Cath is a Simon Snow fan.
Okay, the whole world is a Simon Snow fan . . .
But for Cath, being a fan is her life — and she’s really good at it. She and her twin sister, Wren, ensconced themselves in the Simon Snow series when they were just kids; it’s what got them through their mother leaving.
Reading. Rereading. Hanging out in Simon Snow forums, writing Simon Snow fan fiction, dressing up like the characters for every movie premiere.
Cath’s sister has mostly grown away from fandom, but Cath can’t let go. She doesn’t want to.
Now that they’re going to college, Wren has told Cath she doesn’t want to be roommates. Cath is on her own, completely outside of her comfort zone. She’s got a surly roommate with a charming, always-around boyfriend, a fiction-writing professor who thinks fan fiction is the end of the civilized world, a handsome classmate who only wants to talk about words . . . And she can’t stop worrying about her dad, who’s loving and fragile and has never really been alone.
For Cath, the question is: Can she do this?
Can she make it without Wren holding her hand? Is she ready to start living her own life? Writing her own stories?
And does she even want to move on if it means leaving Simon Snow behind?
This book had me very excited and also very worried before I’d even received a copy. I’d had so many fellow bloggers rave at me about Rainbow Rowell for yonks and after reading Eleanor and Parks, I was left unsatisfied. I was expecting so much more because of all the raving comments and I’d enjoyed it but not to the same level as my fellow readers. There’s nothing wrong with that but when I heard about Fangirl, I REALLY needed this book to be as good as the premise sounded. It was my life, to an extent.

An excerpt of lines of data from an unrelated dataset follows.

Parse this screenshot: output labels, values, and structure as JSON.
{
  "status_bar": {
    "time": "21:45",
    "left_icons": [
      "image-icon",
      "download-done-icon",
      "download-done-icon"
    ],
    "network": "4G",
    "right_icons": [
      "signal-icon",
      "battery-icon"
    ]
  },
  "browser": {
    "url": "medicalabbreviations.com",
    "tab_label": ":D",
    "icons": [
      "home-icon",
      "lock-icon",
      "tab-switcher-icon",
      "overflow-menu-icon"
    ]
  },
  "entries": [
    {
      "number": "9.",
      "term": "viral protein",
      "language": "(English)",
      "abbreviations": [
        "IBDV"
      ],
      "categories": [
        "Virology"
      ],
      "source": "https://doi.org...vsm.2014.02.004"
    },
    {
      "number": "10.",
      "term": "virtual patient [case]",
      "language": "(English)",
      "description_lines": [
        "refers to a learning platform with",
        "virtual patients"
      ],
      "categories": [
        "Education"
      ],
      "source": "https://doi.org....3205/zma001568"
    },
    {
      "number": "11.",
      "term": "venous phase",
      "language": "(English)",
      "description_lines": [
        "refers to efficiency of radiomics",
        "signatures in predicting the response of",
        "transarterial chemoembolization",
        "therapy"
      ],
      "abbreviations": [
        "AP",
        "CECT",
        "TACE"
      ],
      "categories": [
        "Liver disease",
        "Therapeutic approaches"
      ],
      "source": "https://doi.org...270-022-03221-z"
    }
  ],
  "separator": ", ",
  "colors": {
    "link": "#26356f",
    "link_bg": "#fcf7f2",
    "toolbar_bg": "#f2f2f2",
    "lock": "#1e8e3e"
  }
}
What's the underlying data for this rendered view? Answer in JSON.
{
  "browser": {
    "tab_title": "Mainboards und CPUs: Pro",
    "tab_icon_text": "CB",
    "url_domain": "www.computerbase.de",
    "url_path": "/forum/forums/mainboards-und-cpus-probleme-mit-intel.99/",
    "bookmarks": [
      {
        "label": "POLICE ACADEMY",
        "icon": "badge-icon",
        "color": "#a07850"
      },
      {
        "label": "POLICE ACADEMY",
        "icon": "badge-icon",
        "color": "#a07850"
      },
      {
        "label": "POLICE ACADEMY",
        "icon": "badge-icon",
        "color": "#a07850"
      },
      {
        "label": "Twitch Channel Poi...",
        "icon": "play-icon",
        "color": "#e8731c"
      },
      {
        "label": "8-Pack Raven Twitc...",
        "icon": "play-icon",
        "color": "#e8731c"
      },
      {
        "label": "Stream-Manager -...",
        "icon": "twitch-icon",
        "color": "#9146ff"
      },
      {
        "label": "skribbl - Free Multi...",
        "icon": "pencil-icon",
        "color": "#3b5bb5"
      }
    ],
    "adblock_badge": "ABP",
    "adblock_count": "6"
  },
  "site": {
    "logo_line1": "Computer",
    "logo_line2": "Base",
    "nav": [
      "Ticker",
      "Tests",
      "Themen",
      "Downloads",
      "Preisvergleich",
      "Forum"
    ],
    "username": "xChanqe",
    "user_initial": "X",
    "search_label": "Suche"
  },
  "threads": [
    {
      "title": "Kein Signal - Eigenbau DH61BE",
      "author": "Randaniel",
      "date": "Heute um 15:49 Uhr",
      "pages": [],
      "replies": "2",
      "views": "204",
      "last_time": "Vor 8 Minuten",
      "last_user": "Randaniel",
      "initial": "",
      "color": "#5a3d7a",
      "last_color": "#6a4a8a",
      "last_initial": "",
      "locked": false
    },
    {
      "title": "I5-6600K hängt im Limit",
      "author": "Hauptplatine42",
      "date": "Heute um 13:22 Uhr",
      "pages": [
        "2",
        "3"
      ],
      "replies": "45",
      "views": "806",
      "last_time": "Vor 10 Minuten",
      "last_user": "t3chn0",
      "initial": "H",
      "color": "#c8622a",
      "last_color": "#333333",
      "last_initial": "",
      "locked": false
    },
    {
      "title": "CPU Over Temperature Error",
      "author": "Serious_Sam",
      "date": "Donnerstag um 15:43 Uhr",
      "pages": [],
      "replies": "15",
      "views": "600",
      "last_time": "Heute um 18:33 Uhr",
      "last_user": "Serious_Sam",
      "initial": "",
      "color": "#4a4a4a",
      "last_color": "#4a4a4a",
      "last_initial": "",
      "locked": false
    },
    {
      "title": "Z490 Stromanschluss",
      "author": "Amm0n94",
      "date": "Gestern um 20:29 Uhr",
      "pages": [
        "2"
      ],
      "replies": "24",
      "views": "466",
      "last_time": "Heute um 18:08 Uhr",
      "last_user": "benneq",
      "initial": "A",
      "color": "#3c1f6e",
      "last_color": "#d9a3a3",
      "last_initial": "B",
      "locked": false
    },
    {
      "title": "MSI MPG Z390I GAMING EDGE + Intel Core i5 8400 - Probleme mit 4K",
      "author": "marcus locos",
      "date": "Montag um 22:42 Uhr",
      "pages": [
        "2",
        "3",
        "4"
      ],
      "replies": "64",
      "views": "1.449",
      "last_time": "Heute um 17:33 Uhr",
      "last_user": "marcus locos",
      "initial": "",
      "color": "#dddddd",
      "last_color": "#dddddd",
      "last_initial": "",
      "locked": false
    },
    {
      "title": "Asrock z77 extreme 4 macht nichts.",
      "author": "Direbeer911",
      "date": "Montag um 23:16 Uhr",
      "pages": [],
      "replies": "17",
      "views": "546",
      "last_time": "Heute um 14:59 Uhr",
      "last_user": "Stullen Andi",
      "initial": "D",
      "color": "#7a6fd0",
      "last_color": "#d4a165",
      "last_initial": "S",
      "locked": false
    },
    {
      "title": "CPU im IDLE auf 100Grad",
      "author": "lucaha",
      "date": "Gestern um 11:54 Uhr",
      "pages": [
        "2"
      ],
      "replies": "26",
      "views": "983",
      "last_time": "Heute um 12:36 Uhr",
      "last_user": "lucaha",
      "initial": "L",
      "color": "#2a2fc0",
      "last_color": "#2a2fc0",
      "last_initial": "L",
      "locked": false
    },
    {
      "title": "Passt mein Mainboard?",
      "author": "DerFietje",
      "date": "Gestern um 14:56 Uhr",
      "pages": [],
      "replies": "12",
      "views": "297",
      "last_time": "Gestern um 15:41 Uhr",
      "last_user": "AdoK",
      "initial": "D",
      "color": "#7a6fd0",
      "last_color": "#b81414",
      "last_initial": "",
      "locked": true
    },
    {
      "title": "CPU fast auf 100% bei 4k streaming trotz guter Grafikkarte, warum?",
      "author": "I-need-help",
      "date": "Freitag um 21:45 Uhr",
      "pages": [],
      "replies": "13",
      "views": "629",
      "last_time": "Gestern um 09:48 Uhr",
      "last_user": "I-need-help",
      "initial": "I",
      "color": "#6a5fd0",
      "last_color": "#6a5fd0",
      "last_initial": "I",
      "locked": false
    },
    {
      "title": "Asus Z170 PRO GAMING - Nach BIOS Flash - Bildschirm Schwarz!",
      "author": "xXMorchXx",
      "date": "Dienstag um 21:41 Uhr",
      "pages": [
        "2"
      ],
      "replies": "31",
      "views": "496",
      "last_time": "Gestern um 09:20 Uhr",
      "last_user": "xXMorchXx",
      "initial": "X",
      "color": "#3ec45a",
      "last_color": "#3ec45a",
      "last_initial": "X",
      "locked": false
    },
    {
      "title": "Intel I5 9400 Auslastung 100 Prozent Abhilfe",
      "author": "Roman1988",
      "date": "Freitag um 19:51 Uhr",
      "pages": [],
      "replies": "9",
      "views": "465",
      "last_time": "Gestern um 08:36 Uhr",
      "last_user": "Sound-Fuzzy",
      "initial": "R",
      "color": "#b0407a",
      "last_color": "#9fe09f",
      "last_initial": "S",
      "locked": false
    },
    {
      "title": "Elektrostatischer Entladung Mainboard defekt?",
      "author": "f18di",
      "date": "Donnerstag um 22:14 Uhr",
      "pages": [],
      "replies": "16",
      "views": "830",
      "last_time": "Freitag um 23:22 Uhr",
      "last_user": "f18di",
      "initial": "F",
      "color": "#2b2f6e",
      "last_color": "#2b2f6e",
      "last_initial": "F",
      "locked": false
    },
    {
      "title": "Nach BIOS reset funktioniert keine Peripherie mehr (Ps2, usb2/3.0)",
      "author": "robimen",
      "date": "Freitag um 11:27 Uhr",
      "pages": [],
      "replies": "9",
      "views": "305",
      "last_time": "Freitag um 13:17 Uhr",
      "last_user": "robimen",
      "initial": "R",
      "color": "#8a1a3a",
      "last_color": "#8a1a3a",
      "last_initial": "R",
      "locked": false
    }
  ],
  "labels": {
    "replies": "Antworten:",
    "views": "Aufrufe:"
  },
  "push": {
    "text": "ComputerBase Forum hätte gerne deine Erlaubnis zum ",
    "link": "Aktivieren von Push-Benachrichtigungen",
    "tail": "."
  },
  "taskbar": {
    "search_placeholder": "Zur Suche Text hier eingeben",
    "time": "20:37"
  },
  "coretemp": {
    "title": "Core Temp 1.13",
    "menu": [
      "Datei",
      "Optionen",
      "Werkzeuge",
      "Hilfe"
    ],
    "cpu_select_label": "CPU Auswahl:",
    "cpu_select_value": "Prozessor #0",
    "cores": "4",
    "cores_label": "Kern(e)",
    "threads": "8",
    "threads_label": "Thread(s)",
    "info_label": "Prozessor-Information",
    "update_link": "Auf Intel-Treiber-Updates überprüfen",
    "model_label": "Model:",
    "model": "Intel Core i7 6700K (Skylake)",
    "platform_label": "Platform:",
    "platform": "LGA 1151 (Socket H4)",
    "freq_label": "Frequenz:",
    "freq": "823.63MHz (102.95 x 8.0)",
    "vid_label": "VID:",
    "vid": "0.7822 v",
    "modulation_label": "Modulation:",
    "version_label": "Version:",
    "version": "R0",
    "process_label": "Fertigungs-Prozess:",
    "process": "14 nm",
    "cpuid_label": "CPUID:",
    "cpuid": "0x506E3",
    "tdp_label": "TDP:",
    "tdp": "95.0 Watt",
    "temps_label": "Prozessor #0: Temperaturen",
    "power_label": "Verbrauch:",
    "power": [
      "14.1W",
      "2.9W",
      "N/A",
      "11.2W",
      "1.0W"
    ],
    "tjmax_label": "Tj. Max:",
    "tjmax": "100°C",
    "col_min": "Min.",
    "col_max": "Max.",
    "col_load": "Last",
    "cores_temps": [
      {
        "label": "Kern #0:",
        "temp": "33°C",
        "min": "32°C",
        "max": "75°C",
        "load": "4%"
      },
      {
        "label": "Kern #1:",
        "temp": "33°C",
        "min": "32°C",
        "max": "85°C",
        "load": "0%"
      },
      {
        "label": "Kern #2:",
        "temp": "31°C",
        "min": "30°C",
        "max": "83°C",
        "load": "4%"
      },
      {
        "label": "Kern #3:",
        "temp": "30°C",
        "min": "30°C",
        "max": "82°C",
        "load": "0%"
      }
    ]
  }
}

Fangirl is about twin sisters, but told from the point of view of Cath (one of the pair), who is a famed internet sensation for her fan fiction stories about a well known book series. Cath is consumed with her fan fiction and when the twins go off to college, Cath is separated from her Dad, twin sister and routine and has to learn to live in the real world. She has to learn how to make her writing work for college, how to interact with people other than her sister and how to cope with life.
I feel, big time, for this book because the story leapt off the page as if it were true. There are probably thousands of fic writers out there, trying to balance real world and fanfic world and the are more than thousands of college students struggling to find their feet in the world without parents and routines. I was just as awkward and shy as Cath at that age and was a big lover of fan fiction and Fangirl is a book I would have loved just as much then, as I did now.
I loved the clever interweaving of the fan fiction exerts into the book to hint at what was to come in the chapters ahead, I really loved the cast of characters that were all so bold and real and I really loved the romance and how that played out. My one gripe, and it’s fairly big IMO, is the ending. It isn’t what happens at the end, rather the way it ends. It stops rather sharply and so much so that I thought some pages were missing from my edition. I’m all for taking the audience by surprise but this didn’t work for me. I just didn’t feel right. I know others have said they liked it and it worked for them; leaving them with a sense of mystery about the future ahead of the characters, but I like a bit more conclusion than I got I’m afraid.
All in all, a super book that will tick all the boxes for the fangirls (and boys) out there, plus it was lovely to read YA with a character in college and that bit older for a change.
Published by Macmillan Children’s Books in the UK and is available online and in bookshops now